In the UK, the share of the top 1% of total income increased from 6% to 13% between 1979 and 2012, and the share of the top 1% of total wealth rose from 23% to 28% between 1980 and 2010[1]. As wealth and income have concentrated, so has the bitterness of many individuals towards the so-called 1%.

With these ill-at-ease feelings being made very public, it is understandable that many individuals in the high net worth (HNW) category are beginning to feel uncomfortable with the current turn of events. This anxiety is not just driven by the increased market volatility; The populist wave engulfing Europe and the United Stated could result in policies that will strip more of their wealth – whether through more taxation, seizure of assets, etc.

At a time like this, it is more fundamental than ever for financial professionals to provide comfort and support their HNW clients in making meaningful investment decisions, to allay their fears and angst over the state of current affairs.

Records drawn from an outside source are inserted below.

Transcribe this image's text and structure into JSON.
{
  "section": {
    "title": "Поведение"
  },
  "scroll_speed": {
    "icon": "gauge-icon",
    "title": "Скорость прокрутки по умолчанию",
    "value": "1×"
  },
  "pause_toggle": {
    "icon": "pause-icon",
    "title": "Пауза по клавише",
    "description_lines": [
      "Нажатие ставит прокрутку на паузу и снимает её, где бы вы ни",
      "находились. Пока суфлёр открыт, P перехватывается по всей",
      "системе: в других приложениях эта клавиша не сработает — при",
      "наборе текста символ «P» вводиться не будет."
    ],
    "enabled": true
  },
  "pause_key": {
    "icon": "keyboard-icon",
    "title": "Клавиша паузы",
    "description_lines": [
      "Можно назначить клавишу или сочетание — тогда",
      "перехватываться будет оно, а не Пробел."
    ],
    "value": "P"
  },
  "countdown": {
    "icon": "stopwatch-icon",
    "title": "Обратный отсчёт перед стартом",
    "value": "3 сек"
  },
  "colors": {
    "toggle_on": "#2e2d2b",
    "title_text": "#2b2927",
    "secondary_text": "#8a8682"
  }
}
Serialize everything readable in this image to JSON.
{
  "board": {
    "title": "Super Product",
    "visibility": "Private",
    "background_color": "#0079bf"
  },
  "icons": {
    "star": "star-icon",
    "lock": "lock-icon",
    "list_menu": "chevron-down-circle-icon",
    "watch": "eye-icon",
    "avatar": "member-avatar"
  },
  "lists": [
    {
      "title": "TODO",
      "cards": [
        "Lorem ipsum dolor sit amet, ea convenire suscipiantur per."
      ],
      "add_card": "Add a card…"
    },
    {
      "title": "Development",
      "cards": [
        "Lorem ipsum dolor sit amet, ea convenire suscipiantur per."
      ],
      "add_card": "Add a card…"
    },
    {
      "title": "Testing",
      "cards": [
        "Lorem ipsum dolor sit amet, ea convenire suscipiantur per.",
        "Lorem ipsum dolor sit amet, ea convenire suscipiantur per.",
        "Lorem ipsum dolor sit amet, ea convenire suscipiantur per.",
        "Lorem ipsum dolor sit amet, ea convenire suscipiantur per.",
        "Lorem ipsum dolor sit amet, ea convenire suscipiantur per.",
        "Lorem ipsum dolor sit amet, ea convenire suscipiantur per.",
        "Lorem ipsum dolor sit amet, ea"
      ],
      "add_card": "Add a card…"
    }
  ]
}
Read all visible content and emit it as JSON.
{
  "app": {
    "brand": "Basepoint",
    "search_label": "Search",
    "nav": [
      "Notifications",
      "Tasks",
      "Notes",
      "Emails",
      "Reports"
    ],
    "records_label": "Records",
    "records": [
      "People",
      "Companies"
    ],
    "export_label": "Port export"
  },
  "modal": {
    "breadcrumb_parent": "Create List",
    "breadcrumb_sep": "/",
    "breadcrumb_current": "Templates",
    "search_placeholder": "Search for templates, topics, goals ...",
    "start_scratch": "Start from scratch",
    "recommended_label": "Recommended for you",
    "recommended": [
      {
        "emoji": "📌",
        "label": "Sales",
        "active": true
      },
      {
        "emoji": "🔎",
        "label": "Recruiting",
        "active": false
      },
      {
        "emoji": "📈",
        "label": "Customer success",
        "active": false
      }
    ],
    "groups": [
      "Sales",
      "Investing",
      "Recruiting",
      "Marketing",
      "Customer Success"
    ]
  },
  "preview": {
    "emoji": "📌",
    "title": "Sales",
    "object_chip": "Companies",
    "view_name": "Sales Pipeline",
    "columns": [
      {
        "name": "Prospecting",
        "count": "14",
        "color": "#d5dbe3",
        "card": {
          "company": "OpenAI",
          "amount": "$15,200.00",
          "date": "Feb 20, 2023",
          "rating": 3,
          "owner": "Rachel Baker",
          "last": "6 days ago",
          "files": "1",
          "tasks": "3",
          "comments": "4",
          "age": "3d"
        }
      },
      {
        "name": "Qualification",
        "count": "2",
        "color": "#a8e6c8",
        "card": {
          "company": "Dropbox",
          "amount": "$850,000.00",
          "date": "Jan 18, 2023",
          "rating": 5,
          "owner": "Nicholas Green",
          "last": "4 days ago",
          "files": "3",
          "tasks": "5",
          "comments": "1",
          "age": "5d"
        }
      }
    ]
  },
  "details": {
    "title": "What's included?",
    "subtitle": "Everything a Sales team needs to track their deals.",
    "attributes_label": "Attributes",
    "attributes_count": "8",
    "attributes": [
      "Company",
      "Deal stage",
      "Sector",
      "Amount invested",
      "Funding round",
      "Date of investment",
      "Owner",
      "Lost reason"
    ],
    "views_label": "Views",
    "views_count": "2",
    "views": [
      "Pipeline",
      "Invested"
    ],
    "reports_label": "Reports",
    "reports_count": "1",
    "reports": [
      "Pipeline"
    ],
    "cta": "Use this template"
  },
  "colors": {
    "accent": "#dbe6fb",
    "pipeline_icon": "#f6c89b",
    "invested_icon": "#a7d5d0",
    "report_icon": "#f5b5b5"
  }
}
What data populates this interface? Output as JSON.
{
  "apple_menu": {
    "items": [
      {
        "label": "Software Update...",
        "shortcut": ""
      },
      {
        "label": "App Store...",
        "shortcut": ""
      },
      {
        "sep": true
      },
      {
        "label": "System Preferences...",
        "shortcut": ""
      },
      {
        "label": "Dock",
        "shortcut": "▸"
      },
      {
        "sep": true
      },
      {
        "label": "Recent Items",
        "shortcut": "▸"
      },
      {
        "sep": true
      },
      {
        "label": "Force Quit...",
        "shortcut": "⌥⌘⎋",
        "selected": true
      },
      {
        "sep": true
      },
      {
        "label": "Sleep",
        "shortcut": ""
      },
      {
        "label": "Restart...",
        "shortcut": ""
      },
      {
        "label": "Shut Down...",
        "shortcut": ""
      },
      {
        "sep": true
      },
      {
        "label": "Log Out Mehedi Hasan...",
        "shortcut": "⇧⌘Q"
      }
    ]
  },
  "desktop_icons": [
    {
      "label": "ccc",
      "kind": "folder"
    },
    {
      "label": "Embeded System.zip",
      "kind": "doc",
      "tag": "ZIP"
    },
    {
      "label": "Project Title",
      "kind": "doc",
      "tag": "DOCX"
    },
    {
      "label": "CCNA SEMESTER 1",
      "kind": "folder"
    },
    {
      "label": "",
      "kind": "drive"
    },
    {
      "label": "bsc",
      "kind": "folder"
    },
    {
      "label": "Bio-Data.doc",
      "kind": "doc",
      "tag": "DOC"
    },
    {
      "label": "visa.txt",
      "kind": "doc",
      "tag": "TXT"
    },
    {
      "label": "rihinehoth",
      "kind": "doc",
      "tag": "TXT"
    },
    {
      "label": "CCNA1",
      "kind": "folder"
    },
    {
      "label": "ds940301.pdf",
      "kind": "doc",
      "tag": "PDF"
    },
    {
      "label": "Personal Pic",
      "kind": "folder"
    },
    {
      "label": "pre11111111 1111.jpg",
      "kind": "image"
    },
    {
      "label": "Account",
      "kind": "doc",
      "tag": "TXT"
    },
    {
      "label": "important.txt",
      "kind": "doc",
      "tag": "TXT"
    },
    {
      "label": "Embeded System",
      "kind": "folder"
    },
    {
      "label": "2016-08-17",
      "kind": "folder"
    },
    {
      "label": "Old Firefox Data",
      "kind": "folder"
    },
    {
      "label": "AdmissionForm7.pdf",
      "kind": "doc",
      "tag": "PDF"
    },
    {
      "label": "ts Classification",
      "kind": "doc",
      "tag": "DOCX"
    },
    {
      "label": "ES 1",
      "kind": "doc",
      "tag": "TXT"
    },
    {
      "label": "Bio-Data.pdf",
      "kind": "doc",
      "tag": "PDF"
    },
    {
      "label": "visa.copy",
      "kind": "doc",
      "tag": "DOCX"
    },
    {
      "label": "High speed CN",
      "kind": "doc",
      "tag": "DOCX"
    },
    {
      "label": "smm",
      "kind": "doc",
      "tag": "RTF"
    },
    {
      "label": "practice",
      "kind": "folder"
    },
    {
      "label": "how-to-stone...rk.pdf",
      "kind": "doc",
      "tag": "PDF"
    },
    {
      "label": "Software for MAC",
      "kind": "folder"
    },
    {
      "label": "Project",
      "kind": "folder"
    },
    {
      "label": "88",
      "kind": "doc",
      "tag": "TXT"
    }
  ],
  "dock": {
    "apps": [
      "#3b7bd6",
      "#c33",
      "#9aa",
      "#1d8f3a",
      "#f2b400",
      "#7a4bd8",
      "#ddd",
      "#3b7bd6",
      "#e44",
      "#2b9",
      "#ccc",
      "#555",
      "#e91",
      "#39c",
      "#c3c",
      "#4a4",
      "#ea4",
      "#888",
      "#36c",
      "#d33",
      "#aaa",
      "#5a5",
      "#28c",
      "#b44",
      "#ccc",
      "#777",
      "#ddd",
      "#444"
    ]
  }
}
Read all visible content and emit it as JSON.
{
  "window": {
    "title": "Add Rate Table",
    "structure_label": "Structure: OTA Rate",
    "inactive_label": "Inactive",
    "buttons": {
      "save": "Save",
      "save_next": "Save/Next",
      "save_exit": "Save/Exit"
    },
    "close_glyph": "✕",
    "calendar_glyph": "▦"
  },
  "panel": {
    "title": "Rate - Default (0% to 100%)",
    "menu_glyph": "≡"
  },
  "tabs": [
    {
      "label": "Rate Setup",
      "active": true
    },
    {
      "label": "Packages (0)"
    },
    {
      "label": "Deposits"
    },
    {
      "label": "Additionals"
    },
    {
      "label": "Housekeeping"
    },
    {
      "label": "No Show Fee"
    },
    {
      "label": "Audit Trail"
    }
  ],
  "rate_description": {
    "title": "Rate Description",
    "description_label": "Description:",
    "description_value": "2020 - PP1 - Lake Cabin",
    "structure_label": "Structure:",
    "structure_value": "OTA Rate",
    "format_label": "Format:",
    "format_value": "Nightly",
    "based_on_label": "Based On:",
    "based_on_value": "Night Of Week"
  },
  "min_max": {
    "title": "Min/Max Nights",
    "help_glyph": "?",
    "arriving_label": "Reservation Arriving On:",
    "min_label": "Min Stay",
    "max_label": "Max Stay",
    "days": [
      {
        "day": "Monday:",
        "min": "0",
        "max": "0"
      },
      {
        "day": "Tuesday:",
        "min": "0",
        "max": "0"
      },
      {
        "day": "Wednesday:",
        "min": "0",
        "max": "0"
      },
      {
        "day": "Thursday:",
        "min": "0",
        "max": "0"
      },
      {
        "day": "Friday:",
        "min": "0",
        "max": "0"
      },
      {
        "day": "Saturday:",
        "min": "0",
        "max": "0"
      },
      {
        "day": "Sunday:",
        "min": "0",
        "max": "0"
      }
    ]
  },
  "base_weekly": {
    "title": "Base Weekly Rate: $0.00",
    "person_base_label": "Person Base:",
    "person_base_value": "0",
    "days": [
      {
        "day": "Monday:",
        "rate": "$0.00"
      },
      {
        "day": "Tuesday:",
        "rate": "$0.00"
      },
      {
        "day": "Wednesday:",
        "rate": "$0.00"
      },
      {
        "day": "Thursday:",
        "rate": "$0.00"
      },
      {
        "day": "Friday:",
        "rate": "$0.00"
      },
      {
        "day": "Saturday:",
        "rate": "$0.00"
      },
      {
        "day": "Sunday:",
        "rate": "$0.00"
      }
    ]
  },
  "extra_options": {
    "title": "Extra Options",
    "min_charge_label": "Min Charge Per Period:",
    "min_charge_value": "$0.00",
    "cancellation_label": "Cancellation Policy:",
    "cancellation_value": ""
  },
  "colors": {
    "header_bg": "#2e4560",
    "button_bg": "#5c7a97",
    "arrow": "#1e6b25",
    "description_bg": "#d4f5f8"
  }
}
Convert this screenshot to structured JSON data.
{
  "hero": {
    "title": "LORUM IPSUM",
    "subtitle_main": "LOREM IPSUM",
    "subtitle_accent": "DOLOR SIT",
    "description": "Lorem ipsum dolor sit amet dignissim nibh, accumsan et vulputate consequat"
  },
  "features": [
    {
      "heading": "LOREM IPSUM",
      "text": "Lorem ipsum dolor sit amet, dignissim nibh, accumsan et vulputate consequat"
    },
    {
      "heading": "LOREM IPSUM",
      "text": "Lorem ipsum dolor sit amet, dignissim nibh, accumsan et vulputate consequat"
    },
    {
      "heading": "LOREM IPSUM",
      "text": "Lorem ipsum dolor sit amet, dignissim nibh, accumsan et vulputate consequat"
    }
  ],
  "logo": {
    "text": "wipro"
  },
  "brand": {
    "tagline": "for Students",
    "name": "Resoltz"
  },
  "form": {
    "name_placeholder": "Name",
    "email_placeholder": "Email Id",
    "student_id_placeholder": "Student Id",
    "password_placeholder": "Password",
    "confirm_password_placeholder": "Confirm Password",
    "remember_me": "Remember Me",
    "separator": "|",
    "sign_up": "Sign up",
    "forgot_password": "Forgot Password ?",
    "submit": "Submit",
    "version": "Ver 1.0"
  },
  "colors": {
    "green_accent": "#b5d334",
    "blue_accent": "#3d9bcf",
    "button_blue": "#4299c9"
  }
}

This report aims to present the attitudes and opinions of UK HNWs in a number of areas, including but not limited to: how political upheavals will affect them, their sentiments about passive management, ESG, alternative investments and their general feelings about the financial industry and asset managers.

The data used in this survey draws from a pool of 300 UK HNW investors. For the purposes of this study, a HNW investor is defined as an individual with more than $1m in investable assets (approximately £770,000).

 

http://www.lse.ac.uk/International-Inequalities/Assets/Documents/Working-Papers/Katharina-Hecht-A-Relational-Analysis-of-Top-Incomes-and-Wealth.pdf